The way this bacteria has evolved in its association with insects gives us a "new chemistry" separate from what we have in soils, the scientists say.
"The insects are doing the prospecting for us," says senior researcher behind the study, bacteriologist Cameron Currie from the University of Wisconsin–Madison.
And once the insect microbes had been identified, the testing was exhaustive – more than 50,000 trials were undertaken to see how each microbe worked to stop the growth of 24 different types of bacteria and fungi.
Ultimately the experiments showed more of the insect microbes were able to stop bacteria and fungi growth than microbes isolated from soil and plants – and that gives us an exciting new avenue to explore in the fight against antibiotic resistance.
Once a bacteria strain that can kill off germs has been found, further analysis is needed to work out which compound is doing the work before a drug can be made.
That can take years, and isn't always guaranteed to succeed, which is why scientists want as many potential candidates as they can get at the early stages.
The research has already turned up a promising new antibiotic though, which has been given the name cyphomycin. It proved effective against fungi resistant to most other antibiotics, and even removed fungal infections with little effect on the mice themselves.
That's really good news, but even so, cyphomycin is a long way from being available as an actual drug. It is however more evidence that we can potentially produce antibiotics from these busy microbe communities living on insects.

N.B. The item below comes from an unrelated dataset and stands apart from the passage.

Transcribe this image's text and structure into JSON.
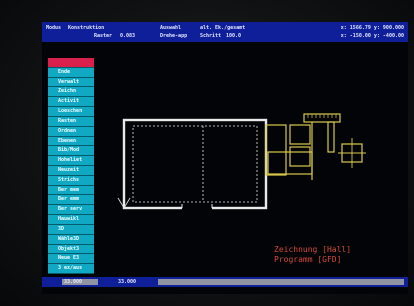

"The promise of insect-associated Streptomyces as a new source of antimicrobials has the potential to reinvigorate the stagnated antibacterial and antifungal discovery pipelines," conclude the researchers.
The findings have been published in Nature Communications.